With heartfelt pleasure, I rejoice also at the appointment of Your Excellency to the Presidency of the Union—and I pray God to bless you with health and every success in your administration—and that when you are called to receive the Everlasting rewards due to your great merits; you may leave our Country in the establishment of peace, affluence, & perpetual happiness.
I beg leave to add, that from the similarity of the American Form of Government with that of Great Britain has already gained considerable ground of credit here, and drawn attention of many leading characters, who formerly turned a deaf ear to every thing which related to the United States. When therefore Congress shall send a Representative to this Kingdom, possessed of suitable qualifications, and adequate Constitutional powers, I have no doubt, that many and important advantages, which have hitherto lain dormant may be brought into operation—thereby deriving nurture to our infant nature, and giving profitable employment to this industrious and wealthy people—whose minds, I must own, appear to me, to be too Commercially constituted, and too closely interwoven with pecuniary speculation, not to have relinquished those animosities which National Warfare naturally create during contention—and which seem, on the part of our Countrymen hitherto, to have defeated many considerable objects of policy—but which, I trust, the good sense of our Fellow Citizens, will no longer suffer to operate so detrimentally to the Fundamental Interest.
Under persuasion of some personal representation being sent to England—I take the liberty to observe, that Colonel Solomon Bush, late of the Pennsylvania Line,1 who is well established in the Medical profession in the Metropolis of London, and practices with very great and neverfailing success, and of course highly respected among principal characters, will probably be proposed to fill that capacity, by some of his friends in America: If therefore Your Excellency and Congress shall think proper to appoint him, I make no doubt, but that he will discharge the duties, with propriety, honor, and ability. If however, another should be appointed—in either case, I beg leave to offer any services that I am capable of executing, under the Commissioner—and if Your Excellency should think proper to make mention of me, that you will favor me on the present occasion. With pleasure I add, that I have friends here, who will become responsible for me in any manner, that may be requisite.

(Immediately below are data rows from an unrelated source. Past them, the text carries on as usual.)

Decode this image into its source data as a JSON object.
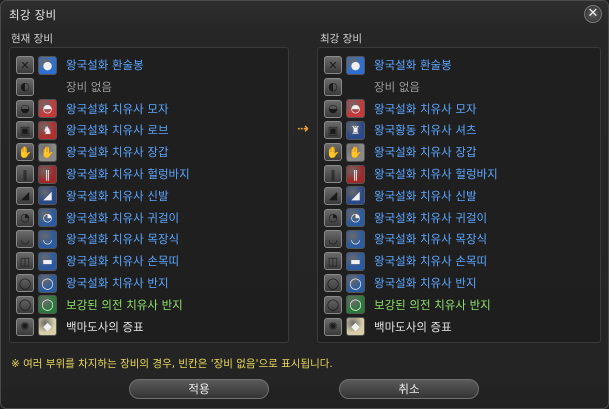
{
  "window": {
    "title": "최강 장비",
    "close_glyph": "✕"
  },
  "current": {
    "header": "현재 장비",
    "rows": [
      {
        "slot_icon": "weapon-icon",
        "slot_glyph": "✕",
        "item_icon": "staff-icon",
        "item_glyph": "●",
        "item_color": "#2d6fd1",
        "name": "왕국설화 환술봉",
        "name_class": "blue"
      },
      {
        "slot_icon": "shield-icon",
        "slot_glyph": "◐",
        "item_icon": "empty-icon",
        "item_glyph": "",
        "item_color": "",
        "name": "장비 없음",
        "name_class": "gray"
      },
      {
        "slot_icon": "head-icon",
        "slot_glyph": "◒",
        "item_icon": "hat-icon",
        "item_glyph": "◓",
        "item_color": "#c43a3a",
        "name": "왕국설화 치유사 모자",
        "name_class": "blue"
      },
      {
        "slot_icon": "body-icon",
        "slot_glyph": "▣",
        "item_icon": "robe-icon",
        "item_glyph": "♞",
        "item_color": "#b03030",
        "name": "왕국설화 치유사 로브",
        "name_class": "blue"
      },
      {
        "slot_icon": "hands-icon",
        "slot_glyph": "✋",
        "item_icon": "gloves-icon",
        "item_glyph": "✋",
        "item_color": "#8a8a8a",
        "name": "왕국설화 치유사 장갑",
        "name_class": "blue"
      },
      {
        "slot_icon": "legs-icon",
        "slot_glyph": "‖",
        "item_icon": "pants-icon",
        "item_glyph": "‖",
        "item_color": "#a02828",
        "name": "왕국설화 치유사 헐렁바지",
        "name_class": "blue"
      },
      {
        "slot_icon": "feet-icon",
        "slot_glyph": "◢",
        "item_icon": "boots-icon",
        "item_glyph": "◢",
        "item_color": "#2a4a8a",
        "name": "왕국설화 치유사 신발",
        "name_class": "blue"
      },
      {
        "slot_icon": "ear-icon",
        "slot_glyph": "◔",
        "item_icon": "earring-icon",
        "item_glyph": "◔",
        "item_color": "#2a5aa0",
        "name": "왕국설화 치유사 귀걸이",
        "name_class": "blue"
      },
      {
        "slot_icon": "neck-icon",
        "slot_glyph": "◡",
        "item_icon": "necklace-icon",
        "item_glyph": "◡",
        "item_color": "#2a5aa0",
        "name": "왕국설화 치유사 목장식",
        "name_class": "blue"
      },
      {
        "slot_icon": "wrist-icon",
        "slot_glyph": "◫",
        "item_icon": "bracelet-icon",
        "item_glyph": "▬",
        "item_color": "#2a5aa0",
        "name": "왕국설화 치유사 손목띠",
        "name_class": "blue"
      },
      {
        "slot_icon": "ring-icon",
        "slot_glyph": "◯",
        "item_icon": "ring-item-icon",
        "item_glyph": "◯",
        "item_color": "#2a5aa0",
        "name": "왕국설화 치유사 반지",
        "name_class": "blue"
      },
      {
        "slot_icon": "ring-icon",
        "slot_glyph": "◯",
        "item_icon": "ring-item-icon",
        "item_glyph": "◯",
        "item_color": "#2b7a3a",
        "name": "보강된 의전 치유사 반지",
        "name_class": "green"
      },
      {
        "slot_icon": "soul-crystal-slot-icon",
        "slot_glyph": "✺",
        "item_icon": "soul-crystal-icon",
        "item_glyph": "◆",
        "item_color": "#d8cfa8",
        "name": "백마도사의 증표",
        "name_class": "white"
      }
    ]
  },
  "best": {
    "header": "최강 장비",
    "rows": [
      {
        "slot_icon": "weapon-icon",
        "slot_glyph": "✕",
        "item_icon": "staff-icon",
        "item_glyph": "●",
        "item_color": "#2d6fd1",
        "name": "왕국설화 환술봉",
        "name_class": "blue"
      },
      {
        "slot_icon": "shield-icon",
        "slot_glyph": "◐",
        "item_icon": "empty-icon",
        "item_glyph": "",
        "item_color": "",
        "name": "장비 없음",
        "name_class": "gray"
      },
      {
        "slot_icon": "head-icon",
        "slot_glyph": "◒",
        "item_icon": "hat-icon",
        "item_glyph": "◓",
        "item_color": "#c43a3a",
        "name": "왕국설화 치유사 모자",
        "name_class": "blue"
      },
      {
        "slot_icon": "body-icon",
        "slot_glyph": "▣",
        "item_icon": "shirt-icon",
        "item_glyph": "♜",
        "item_color": "#2a4a8a",
        "name": "왕국황동 치유사 셔츠",
        "name_class": "blue"
      },
      {
        "slot_icon": "hands-icon",
        "slot_glyph": "✋",
        "item_icon": "gloves-icon",
        "item_glyph": "✋",
        "item_color": "#8a8a8a",
        "name": "왕국설화 치유사 장갑",
        "name_class": "blue"
      },
      {
        "slot_icon": "legs-icon",
        "slot_glyph": "‖",
        "item_icon": "pants-icon",
        "item_glyph": "‖",
        "item_color": "#a02828",
        "name": "왕국설화 치유사 헐렁바지",
        "name_class": "blue"
      },
      {
        "slot_icon": "feet-icon",
        "slot_glyph": "◢",
        "item_icon": "boots-icon",
        "item_glyph": "◢",
        "item_color": "#2a4a8a",
        "name": "왕국설화 치유사 신발",
        "name_class": "blue"
      },
      {
        "slot_icon": "ear-icon",
        "slot_glyph": "◔",
        "item_icon": "earring-icon",
        "item_glyph": "◔",
        "item_color": "#2a5aa0",
        "name": "왕국설화 치유사 귀걸이",
        "name_class": "blue"
      },
      {
        "slot_icon": "neck-icon",
        "slot_glyph": "◡",
        "item_icon": "necklace-icon",
        "item_glyph": "◡",
        "item_color": "#2a5aa0",
        "name": "왕국설화 치유사 목장식",
        "name_class": "blue"
      },
      {
        "slot_icon": "wrist-icon",
        "slot_glyph": "◫",
        "item_icon": "bracelet-icon",
        "item_glyph": "▬",
        "item_color": "#2a5aa0",
        "name": "왕국설화 치유사 손목띠",
        "name_class": "blue"
      },
      {
        "slot_icon": "ring-icon",
        "slot_glyph": "◯",
        "item_icon": "ring-item-icon",
        "item_glyph": "◯",
        "item_color": "#2a5aa0",
        "name": "왕국설화 치유사 반지",
        "name_class": "blue"
      },
      {
        "slot_icon": "ring-icon",
        "slot_glyph": "◯",
        "item_icon": "ring-item-icon",
        "item_glyph": "◯",
        "item_color": "#2b7a3a",
        "name": "보강된 의전 치유사 반지",
        "name_class": "green"
      },
      {
        "slot_icon": "soul-crystal-slot-icon",
        "slot_glyph": "✺",
        "item_icon": "soul-crystal-icon",
        "item_glyph": "◆",
        "item_color": "#d8cfa8",
        "name": "백마도사의 증표",
        "name_class": "white"
      }
    ]
  },
  "change_arrow": "⇢",
  "notice": "※ 여러 부위를 차지하는 장비의 경우, 빈칸은 '장비 없음'으로 표시됩니다.",
  "buttons": {
    "apply": "적용",
    "cancel": "취소"
  }
}
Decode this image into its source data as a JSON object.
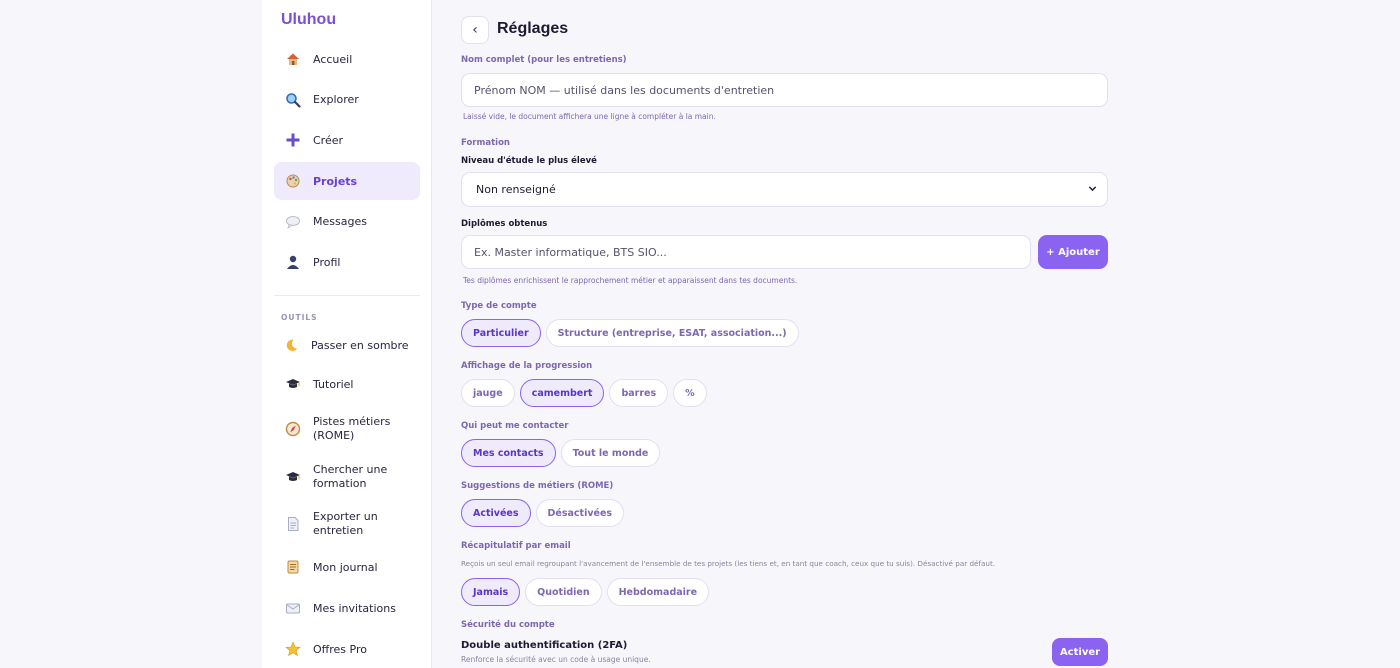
{
  "app": {
    "brand": "Uluhou"
  },
  "sidebar": {
    "items": [
      {
        "label": "Accueil",
        "icon": "house-icon",
        "active": false
      },
      {
        "label": "Explorer",
        "icon": "magnifier-icon",
        "active": false
      },
      {
        "label": "Créer",
        "icon": "plus-icon",
        "active": false
      },
      {
        "label": "Projets",
        "icon": "palette-icon",
        "active": true
      },
      {
        "label": "Messages",
        "icon": "speech-bubble-icon",
        "active": false
      },
      {
        "label": "Profil",
        "icon": "user-icon",
        "active": false
      }
    ],
    "tools_label": "OUTILS",
    "tools": [
      {
        "label": "Passer en sombre",
        "icon": "moon-icon"
      },
      {
        "label": "Tutoriel",
        "icon": "graduation-cap-icon"
      },
      {
        "label_line1": "Pistes métiers",
        "label_line2": "(ROME)",
        "icon": "compass-icon"
      },
      {
        "label_line1": "Chercher une",
        "label_line2": "formation",
        "icon": "graduation-cap-icon"
      },
      {
        "label_line1": "Exporter un",
        "label_line2": "entretien",
        "icon": "document-icon"
      },
      {
        "label": "Mon journal",
        "icon": "scroll-icon"
      },
      {
        "label": "Mes invitations",
        "icon": "envelope-icon"
      },
      {
        "label": "Offres Pro",
        "icon": "star-icon"
      }
    ]
  },
  "page": {
    "back_glyph": "‹",
    "title": "Réglages",
    "full_name": {
      "label": "Nom complet (pour les entretiens)",
      "placeholder": "Prénom NOM — utilisé dans les documents d'entretien",
      "hint": "Laissé vide, le document affichera une ligne à compléter à la main."
    },
    "formation": {
      "section_label": "Formation",
      "level_label": "Niveau d'étude le plus élevé",
      "level_value": "Non renseigné",
      "diplomas_label": "Diplômes obtenus",
      "diplomas_placeholder": "Ex. Master informatique, BTS SIO...",
      "add_button": "+ Ajouter",
      "diplomas_hint": "Tes diplômes enrichissent le rapprochement métier et apparaissent dans tes documents."
    },
    "account_type": {
      "label": "Type de compte",
      "options": [
        "Particulier",
        "Structure (entreprise, ESAT, association...)"
      ],
      "selected": "Particulier"
    },
    "progress_display": {
      "label": "Affichage de la progression",
      "options": [
        "jauge",
        "camembert",
        "barres",
        "%"
      ],
      "selected": "camembert"
    },
    "contact": {
      "label": "Qui peut me contacter",
      "options": [
        "Mes contacts",
        "Tout le monde"
      ],
      "selected": "Mes contacts"
    },
    "suggestions": {
      "label": "Suggestions de métiers (ROME)",
      "options": [
        "Activées",
        "Désactivées"
      ],
      "selected": "Activées"
    },
    "email_recap": {
      "label": "Récapitulatif par email",
      "description": "Reçois un seul email regroupant l'avancement de l'ensemble de tes projets (les tiens et, en tant que coach, ceux que tu suis). Désactivé par défaut.",
      "options": [
        "Jamais",
        "Quotidien",
        "Hebdomadaire"
      ],
      "selected": "Jamais"
    },
    "security": {
      "label": "Sécurité du compte",
      "twofa_title": "Double authentification (2FA)",
      "twofa_desc": "Renforce la sécurité avec un code à usage unique.",
      "activate_button": "Activer"
    }
  },
  "colors": {
    "accent": "#8a63f0",
    "active_bg": "#efeafc",
    "label_purple": "#7d68b0"
  }
}
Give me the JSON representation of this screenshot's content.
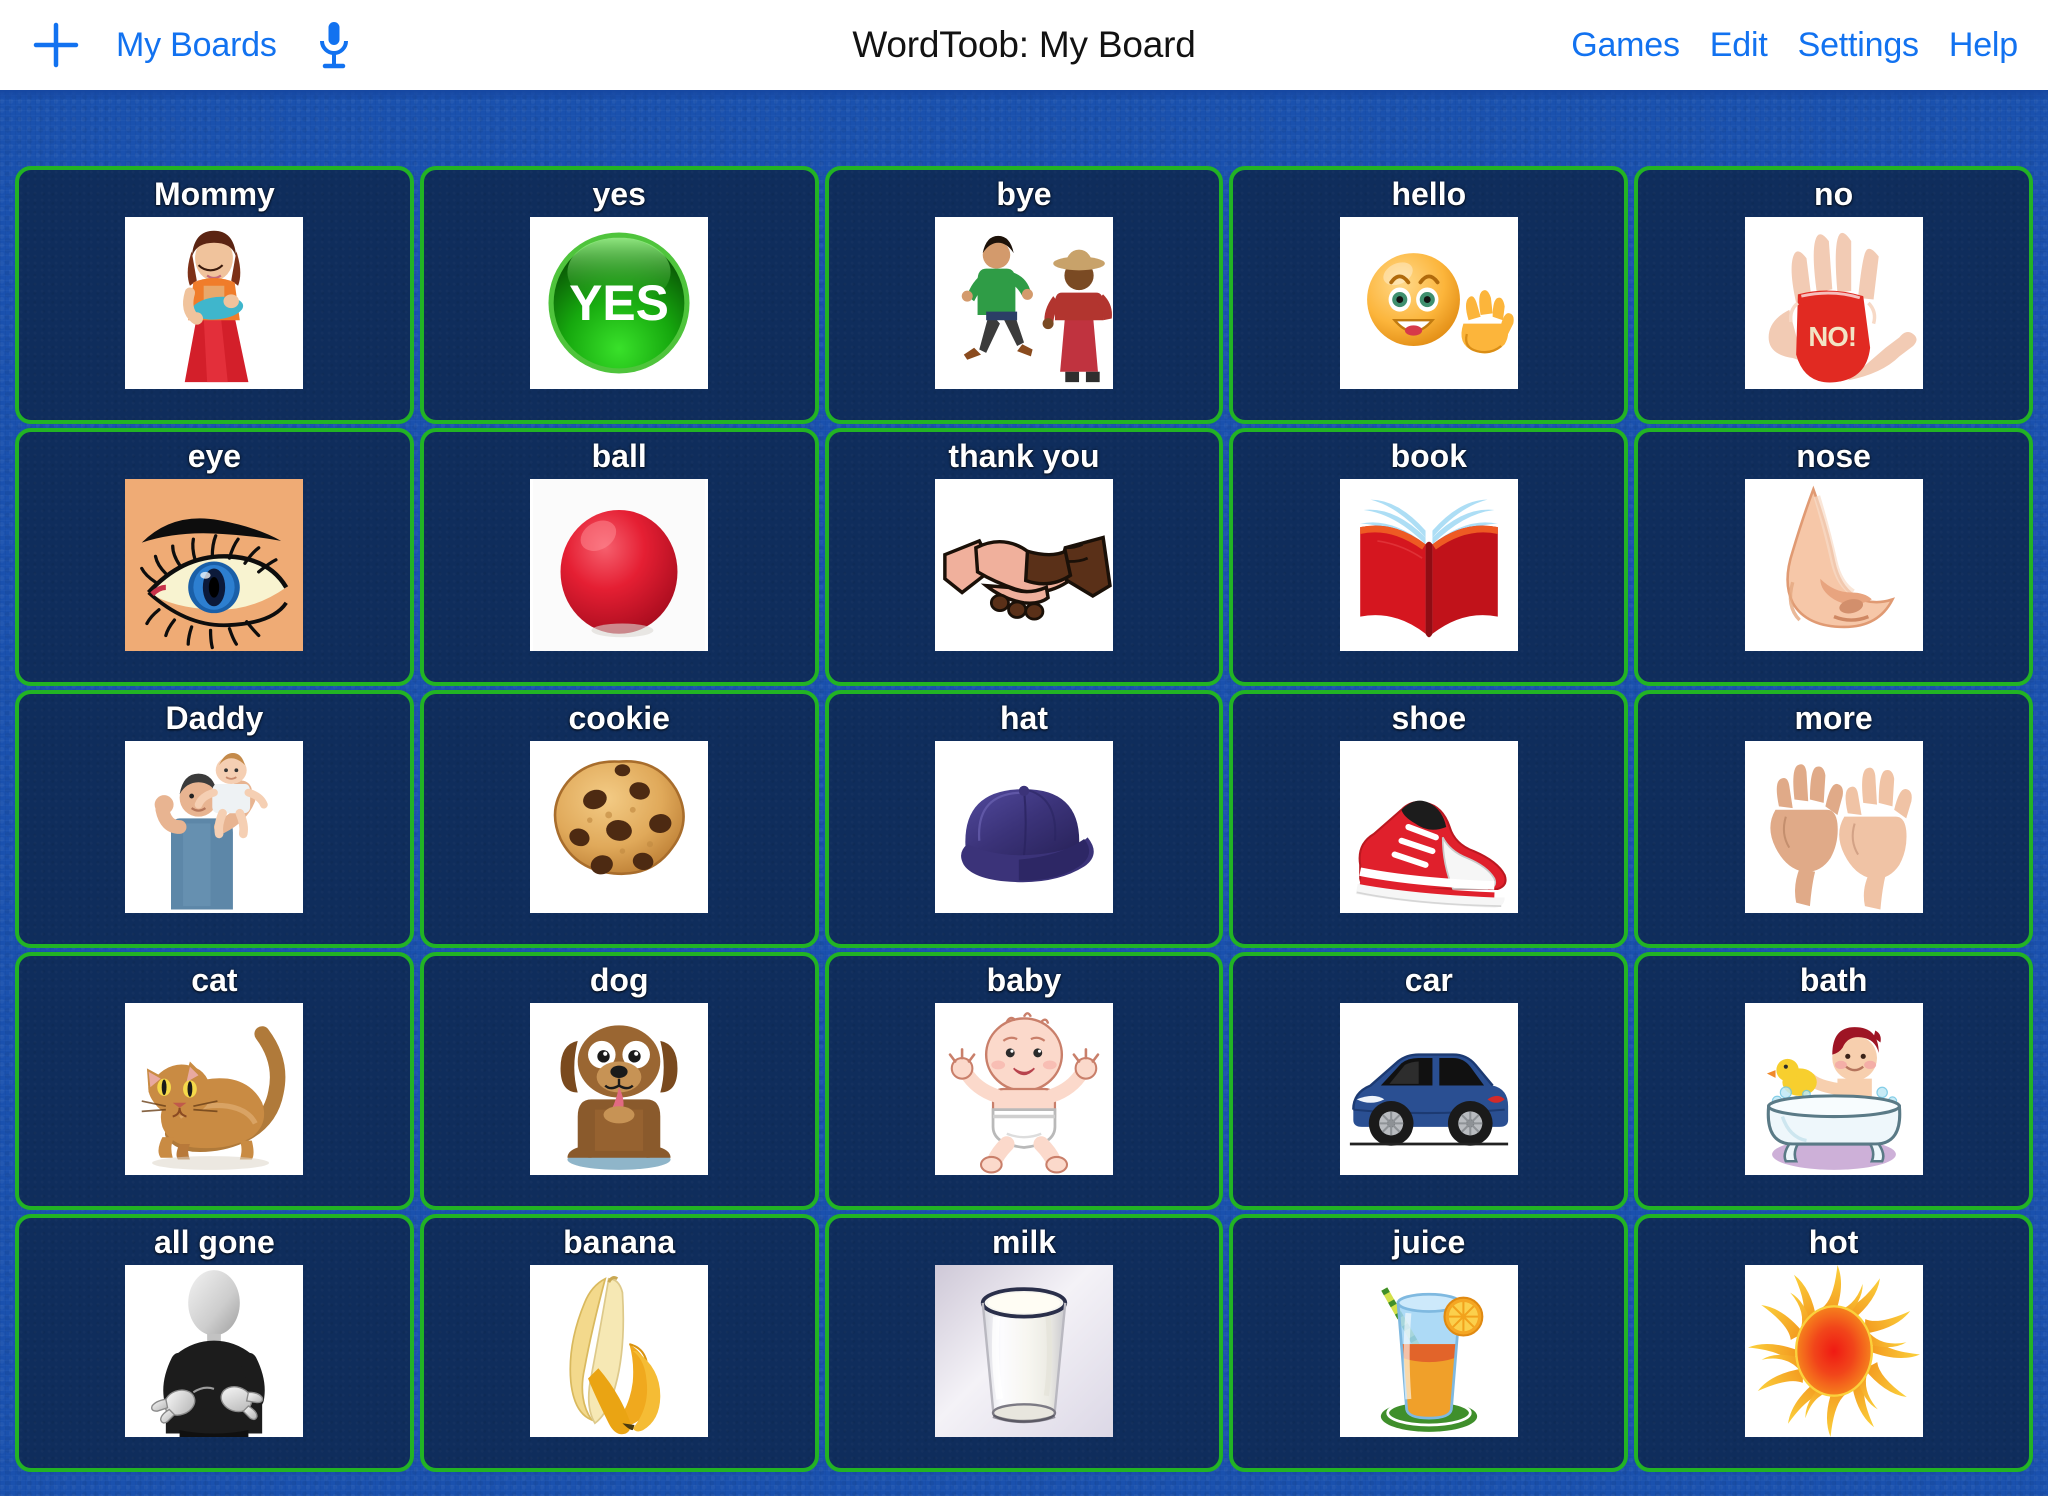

Requesting that you will command any servic⟨e mutilated⟩ on this side the water—I have the honor to remain, ⟨with t⟩he greatest respect—Your Excellency’s, Most obedient, and most humble Servant,2
Richard Claiborne (1755–1818) of Virginia was appointed deputy quartermaster for the southern department in January 1781. Earlier in the war he had served as brigade major in George Weedon’s brigade and as a lieutenant in the 1st Continental Artillery. By the late 1780s Claiborne was living in London and attempting, through the agency of Samuel Blackden in Paris, to sell some twenty-six hundred acres of land in Kentucky that he had received for military service during the Revolution (Jillson, Old Kentucky Entries and Deeds, description begins Willard Rouse Jillson. Old Kentucky Entries and Deeds: A Complete Index to All of the Earliest Land Entries, Military Warrants, Deeds and Wills of the Commonwealth of Kentucky. Louisville, Ky., 1926. description ends 323; Claiborne to Jefferson, 9 June 1787, in Boyd, Jefferson Papers, description begins Julian P. Boyd et al., eds. The Papers of Thomas Jefferson. 40 vols. to date. Princeton, N.J., 1950—. description ends 11:411–13). Claiborne was back in the United States by 1794 and, after serving as secretary for the Orleans Territory executive, became a territorial judge in 1808.
2. GW acknowledged receipt of Claiborne’s letter on 24 Nov. 1789.